The idea is to somehow divide your time between work and home so that you don’t carry thoughts of work into your home. Before you get to your destination, give yourself time to relax.
The same principle can be applied to your morning routine. Incorporate a transitional routine, such as stopping for coffee or listening to a podcast, to help your brain shift into work mode.
13. At the end of the day, review your to-do list to leave work at your workplace.
Before leaving the workplace, check off everything you accomplished and then add anything you want to do the next day. Knowing that you have fulfilled your responsibilities and are prepared for the next day can alleviate some of the worry, and you won’t be frantically poring over the list in your mind at night.
Keeping a running to-do list in a notebook or on a smartphone or tablet using list-making software
Feeling out of control of tasks and deadlines at work causes a lot of stress. Improving your organization and preparation will greatly reduce the amount of time you spend thinking about work.
14. Turn off all gadgets at least once a day.
Set aside time each day to unplug or put away all devices (phone, tablet, computer, etc.). Chances are you won’t check email after 8 p.m. or answer your phone during dinner. Whatever it is, stick with it and avoid the impulse to check email or make phone calls, even if you really want to.
To avoid being woken up by email notifications or phone calls, sleep with your phone in airplane mode or the Do Not Disturb option. In addition, you can change the Do Not Disturb settings so that calls from certain contacts are let through in case of an emergency.
I have two phones: one for business use and one for personal use. If you want to use your phone for social networking or gaming, you can do so without worrying about being bothered by notifications from work.
Unplugging for an entire weekend, Friday evening through Sunday evening, can help you disconnect from work and avoid a flurry of thoughts.
15. Create a designated work area in your home
Keep all the work you need to take home in one place, such as an office or guest room. If you work at the kitchen table or on the living room couch, for example, your brain will get used to thinking about work even when you’re not there.

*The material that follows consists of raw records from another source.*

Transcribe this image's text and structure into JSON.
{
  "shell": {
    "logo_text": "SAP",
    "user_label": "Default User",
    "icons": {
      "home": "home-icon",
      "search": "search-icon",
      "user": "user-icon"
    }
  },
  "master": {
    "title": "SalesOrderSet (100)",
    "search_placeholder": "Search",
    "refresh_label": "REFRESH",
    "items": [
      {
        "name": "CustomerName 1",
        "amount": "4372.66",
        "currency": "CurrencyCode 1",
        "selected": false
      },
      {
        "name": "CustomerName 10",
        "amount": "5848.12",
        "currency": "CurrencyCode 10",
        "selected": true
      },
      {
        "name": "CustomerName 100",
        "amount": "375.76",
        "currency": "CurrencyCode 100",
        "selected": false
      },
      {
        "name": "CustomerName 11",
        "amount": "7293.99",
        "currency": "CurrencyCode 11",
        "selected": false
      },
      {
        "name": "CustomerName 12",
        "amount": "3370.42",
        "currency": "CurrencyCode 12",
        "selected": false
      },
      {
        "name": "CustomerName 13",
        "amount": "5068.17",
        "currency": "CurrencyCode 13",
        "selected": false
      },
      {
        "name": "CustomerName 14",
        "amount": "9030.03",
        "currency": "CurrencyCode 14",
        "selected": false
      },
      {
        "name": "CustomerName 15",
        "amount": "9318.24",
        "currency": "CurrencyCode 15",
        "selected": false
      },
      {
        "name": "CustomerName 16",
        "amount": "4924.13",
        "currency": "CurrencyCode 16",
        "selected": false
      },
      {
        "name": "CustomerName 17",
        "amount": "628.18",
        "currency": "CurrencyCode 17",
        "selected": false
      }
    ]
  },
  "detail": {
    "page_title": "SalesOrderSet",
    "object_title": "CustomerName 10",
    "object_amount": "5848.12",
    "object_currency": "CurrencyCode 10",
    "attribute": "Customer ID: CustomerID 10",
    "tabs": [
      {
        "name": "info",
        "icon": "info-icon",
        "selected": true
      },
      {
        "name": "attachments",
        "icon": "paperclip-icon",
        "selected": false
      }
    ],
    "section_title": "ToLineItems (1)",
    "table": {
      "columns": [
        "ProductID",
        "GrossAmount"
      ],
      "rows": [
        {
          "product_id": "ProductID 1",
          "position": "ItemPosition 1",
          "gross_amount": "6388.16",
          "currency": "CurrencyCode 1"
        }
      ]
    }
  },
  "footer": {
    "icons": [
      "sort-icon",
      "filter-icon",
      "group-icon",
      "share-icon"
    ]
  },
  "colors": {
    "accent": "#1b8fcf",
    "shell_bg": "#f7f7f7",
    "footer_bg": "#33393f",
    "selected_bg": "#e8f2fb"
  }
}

Never take your work phone or laptop into your bedroom. Working in the bedroom disrupts your sleep cycle because your brain associates the bedroom with work and is less likely to shut down at night.
16. Don’t talk too much about work at home.
There’s a difference between answering “How was your day?” and starting an hour-long monologue about your new coworker. Complaining about work, or even just bringing up a problem at work, makes you focus on it and reinforces the negativity. Start a discussion with family or friends about something other than work.
Tell them that you try to avoid talking about work as often as possible. Not only will this help them understand what is and isn’t acceptable conversation, but it will also allow them to hold you accountable. They will stop you if you start ranting about work.
I want to thank you for taking the time to read my article about how to stop thinking about work. I sincerely hope its contents have been a good help to you.